Task prompt: Your answer must be an exact copy of the records below, with no pictures in it.

Data:
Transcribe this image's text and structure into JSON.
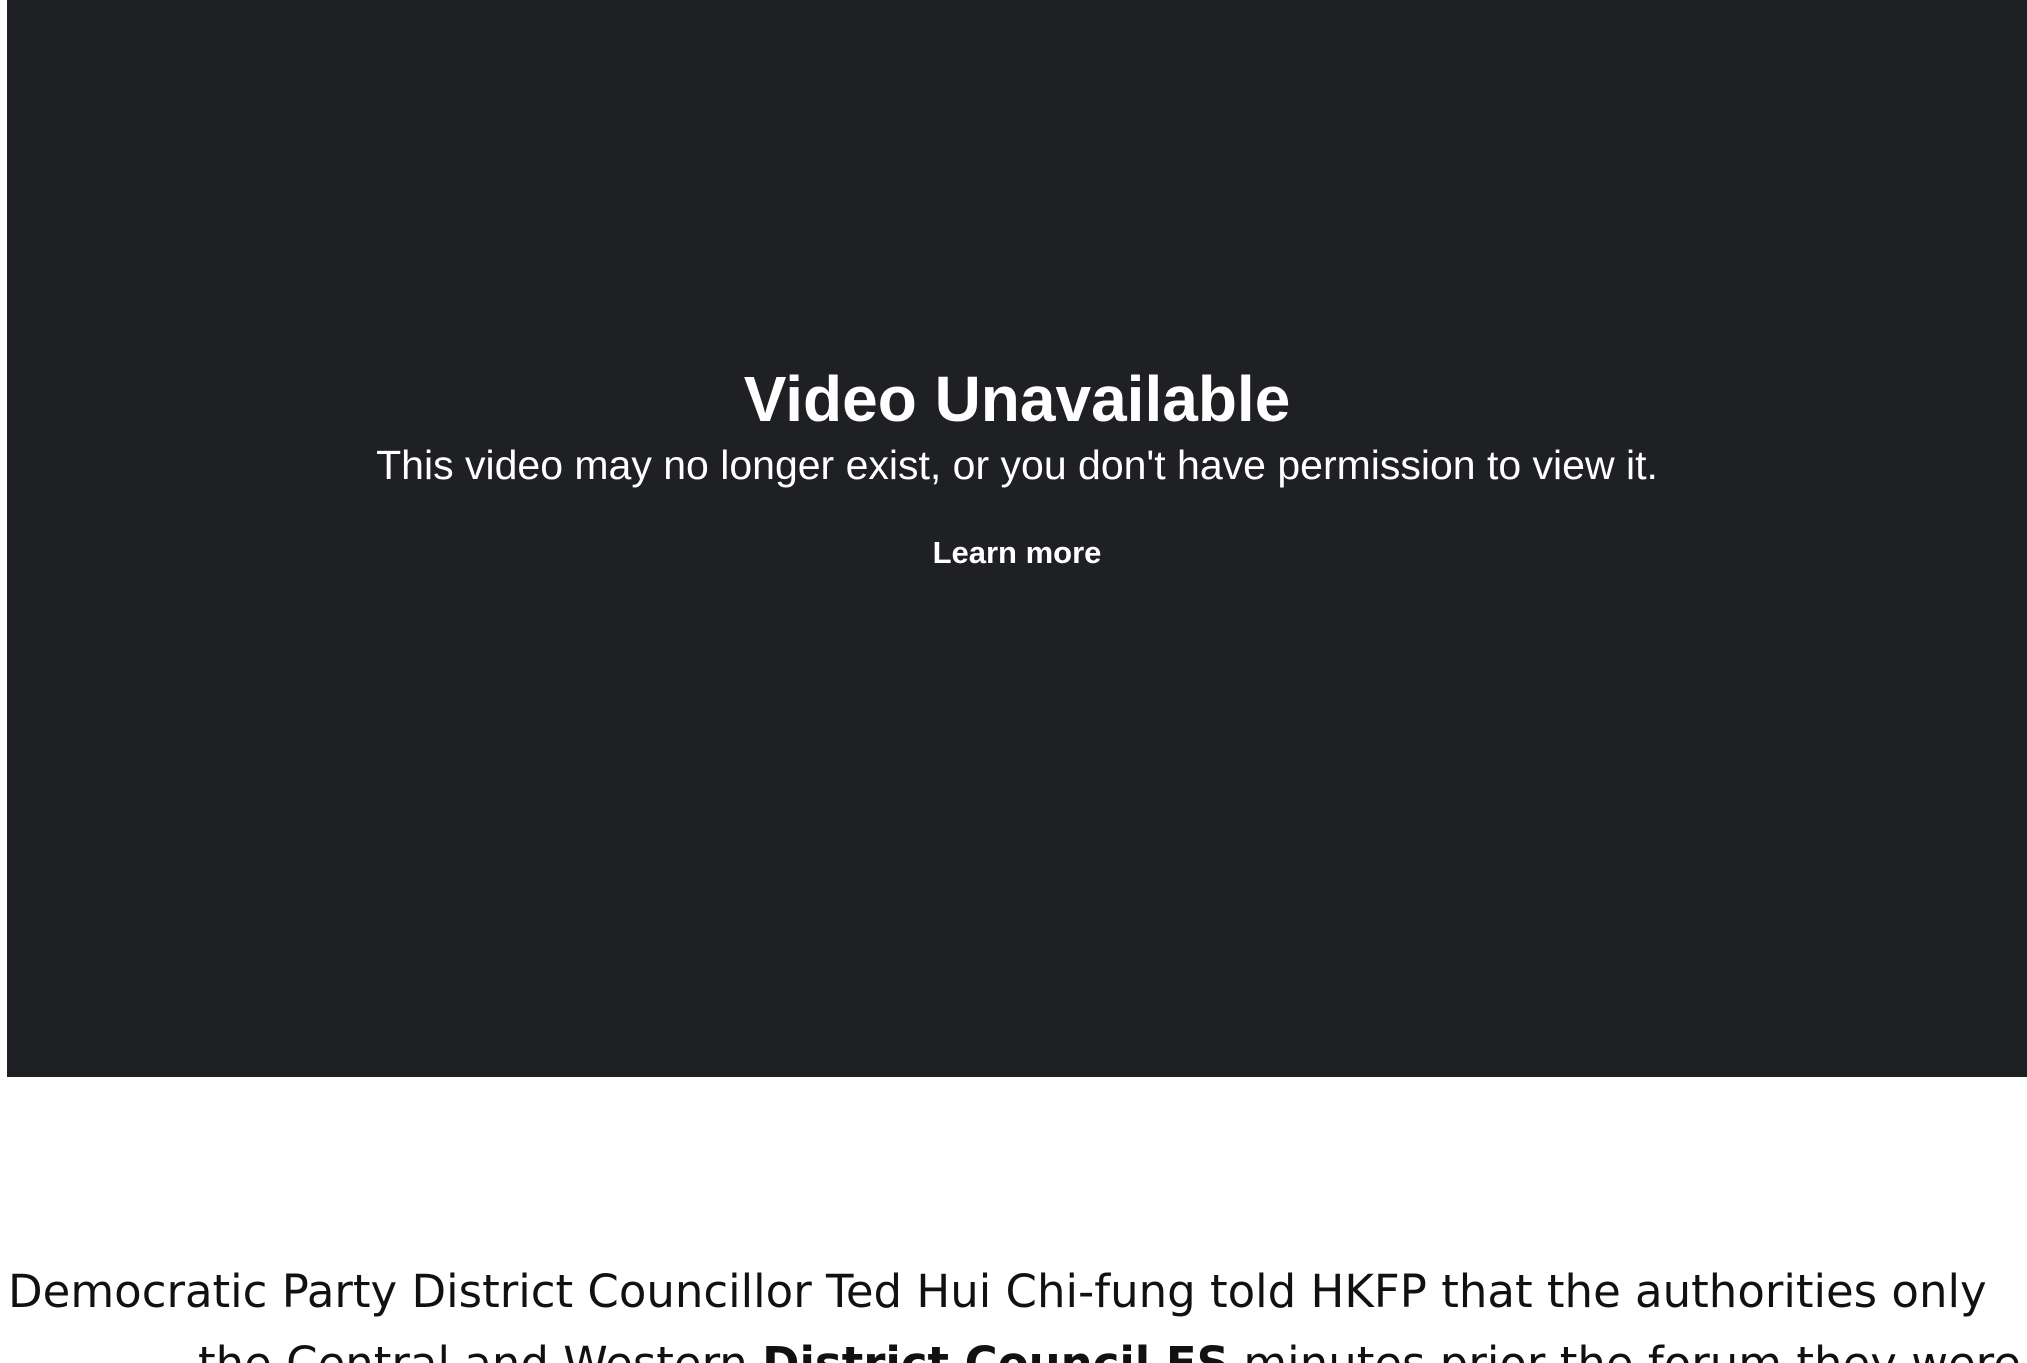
{
  "video": {
    "title": "Video Unavailable",
    "message": "This video may no longer exist, or you don't have permission to view it.",
    "learn_more_label": "Learn more"
  },
  "article": {
    "paragraph_line1": "Democratic Party District Councillor Ted Hui Chi-fung told HKFP that the authorities only",
    "paragraph_line2_start": "the Central and Western ",
    "paragraph_line2_link": "District Council ES",
    "paragraph_line2_end": " minutes prior the forum they were about to"
  },
  "colors": {
    "video_background": "#1f2023",
    "page_background": "#ffffff",
    "text_dark": "#111111"
  }
}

Result:
Transcribe this image's text and structure into JSON.
{
  "video": {
    "title": "Video Unavailable",
    "message": "This video may no longer exist, or you don't have permission to view it.",
    "learn_more_label": "Learn more"
  },
  "article": {
    "paragraph_line1": "Democratic Party District Councillor Ted Hui Chi-fung told HKFP that the authorities only",
    "paragraph_line2_start": "the Central and Western ",
    "paragraph_line2_link": "District Council ES",
    "paragraph_line2_end": " minutes prior the forum they were about to"
  },
  "colors": {
    "video_background": "#1f2023",
    "page_background": "#ffffff",
    "text_dark": "#111111"
  }
}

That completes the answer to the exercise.